Who is covering education and learning? Read, listen to, and view their stories. At newspapers, editors generally assign reporters to cover stories for their respective sections. In which sections do education stories typically appear? Learn the name of these editors. In television and radio news, the assignment editors and managing editors are the gatekeepers. At television and radio talk shows, executive producers, executive and managing editors, and producers are typically the go-to people. On-air hosts very rarely respond to outside inquiries, unless you know them personally. If you know someone who works in the news media—a receptionist, a production assistant, a copy editor, or a sound engineer—or if you know someone who knows someone, make the most of that connection! Recently, a director of an organization who had been trying to make contact with a reporter was provided with a great opportunity when that reporter landed in the yoga class she taught after hours! The point is, you never know where or when a connection will materialize, but it’s good to be on the lookout.

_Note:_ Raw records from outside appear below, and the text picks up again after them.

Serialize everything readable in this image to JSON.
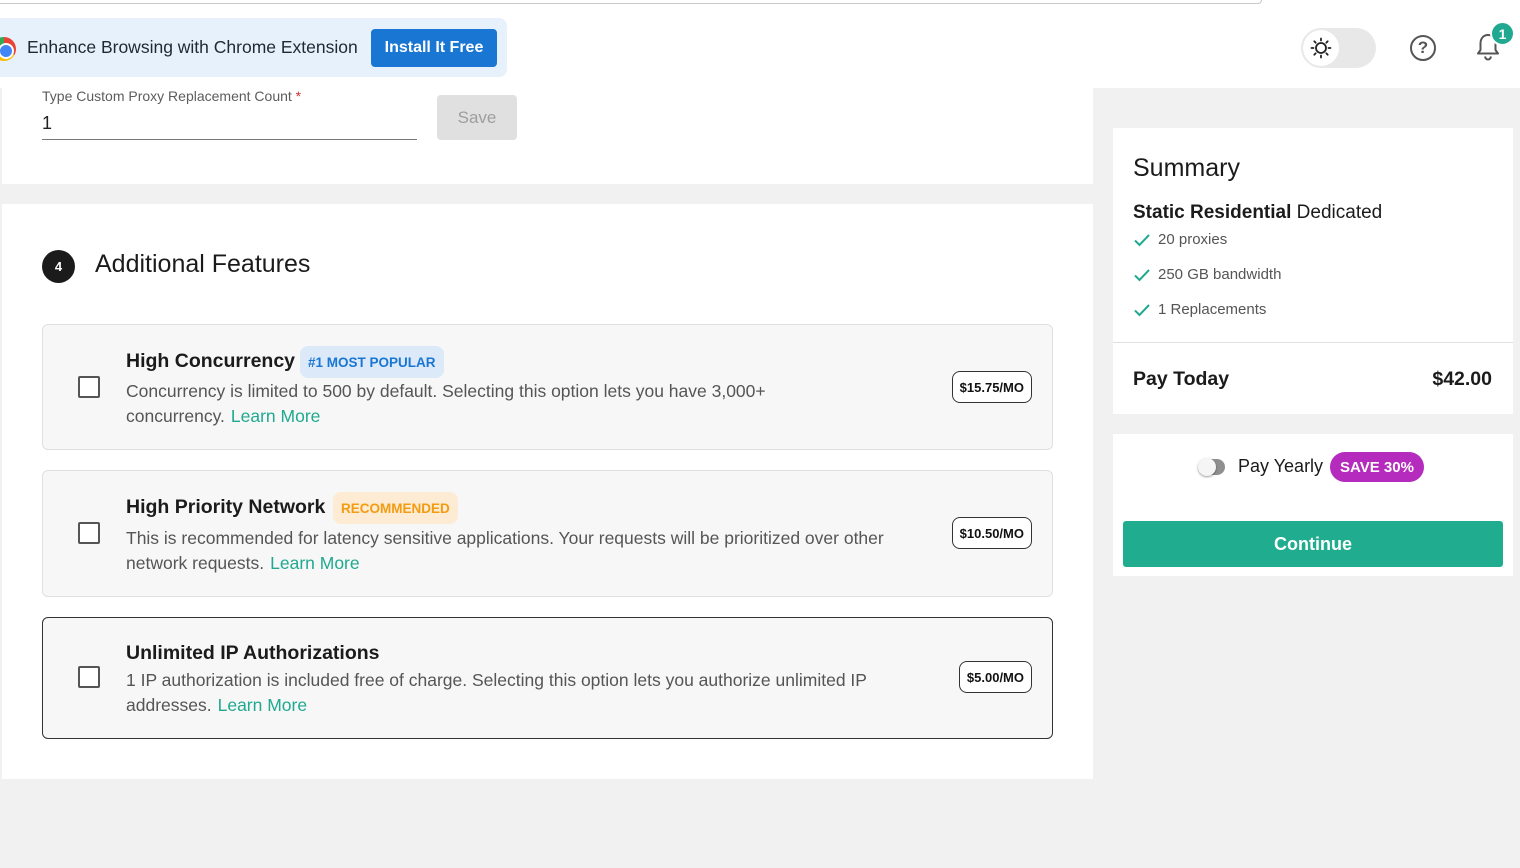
{
  "extension_banner": {
    "text": "Enhance Browsing with Chrome Extension",
    "install_label": "Install It Free"
  },
  "header": {
    "notification_count": "1",
    "help_glyph": "?"
  },
  "replacement": {
    "label": "Type Custom Proxy Replacement Count",
    "required_mark": "*",
    "value": "1",
    "save_label": "Save"
  },
  "features_section": {
    "step_number": "4",
    "title": "Additional Features",
    "learn_more_label": "Learn More",
    "items": [
      {
        "title": "High Concurrency",
        "badge": "#1 MOST POPULAR",
        "description": "Concurrency is limited to 500 by default. Selecting this option lets you have 3,000+ concurrency.",
        "price": "$15.75/MO"
      },
      {
        "title": "High Priority Network",
        "badge": "RECOMMENDED",
        "description": "This is recommended for latency sensitive applications. Your requests will be prioritized over other network requests.",
        "price": "$10.50/MO"
      },
      {
        "title": "Unlimited IP Authorizations",
        "badge": "",
        "description": "1 IP authorization is included free of charge. Selecting this option lets you authorize unlimited IP addresses.",
        "price": "$5.00/MO"
      }
    ]
  },
  "summary": {
    "title": "Summary",
    "product_name": "Static Residential",
    "product_type": "Dedicated",
    "items": [
      "20 proxies",
      "250 GB bandwidth",
      "1 Replacements"
    ],
    "pay_today_label": "Pay Today",
    "pay_today_amount": "$42.00"
  },
  "checkout": {
    "pay_yearly_label": "Pay Yearly",
    "save_badge": "SAVE 30%",
    "continue_label": "Continue"
  },
  "colors": {
    "accent_green": "#20ad8f",
    "install_blue": "#1976d2",
    "save_badge_purple": "#b42bbd"
  }
}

Once you establish a connection, be prepared to maintain it. It doesn’t require a weekly phone call (actually, that would be annoying) but you may want to check in every once in a while. Share an article from Education Week or one of the other education trade publications; it could be the basis for a story at some point. For example, you may want to send a journalist an article you’ve found on the Hub, with a note about how this new research is informing instructional practice in your district or school. It’s best to establish a relationship whereby you’re not asking for something every time you call. Establish your expertise over time and be of service. Remain as authentic and open as possible—journalists are people, too!
3. Their emergency is YOUR emergency.
When the media comes calling—to report on a crisis or a developing story (positive or negative)—it is your job to respond, and to respond immediately. Nothing raises journalists’ hackles more than the phrase: “No comment.” To build a good relationship, be as prompt as possible. One of the best ways to make a friend in the media is to ask: “What’s your deadline?” That simple question demonstrates respect for the journalist and the culture in which he operates. If the journalist requests information that is not at your fingertips, tell him that you will do some research and get back to him. Follow up at your earliest opportunity! Many people make the mistake of returning a journalist’s call at their own convenience; if you want the reporter in your court, you need to live by their constraints. A deadline is a deadline, and the story is being written with or without your input.
4. If a reporter covers a story well, send an email or a handwritten thank-you note.
Do the same if you’ve appeared on a radio or television talk show. Gratitude goes a long way toward building and maintaining positive relationships.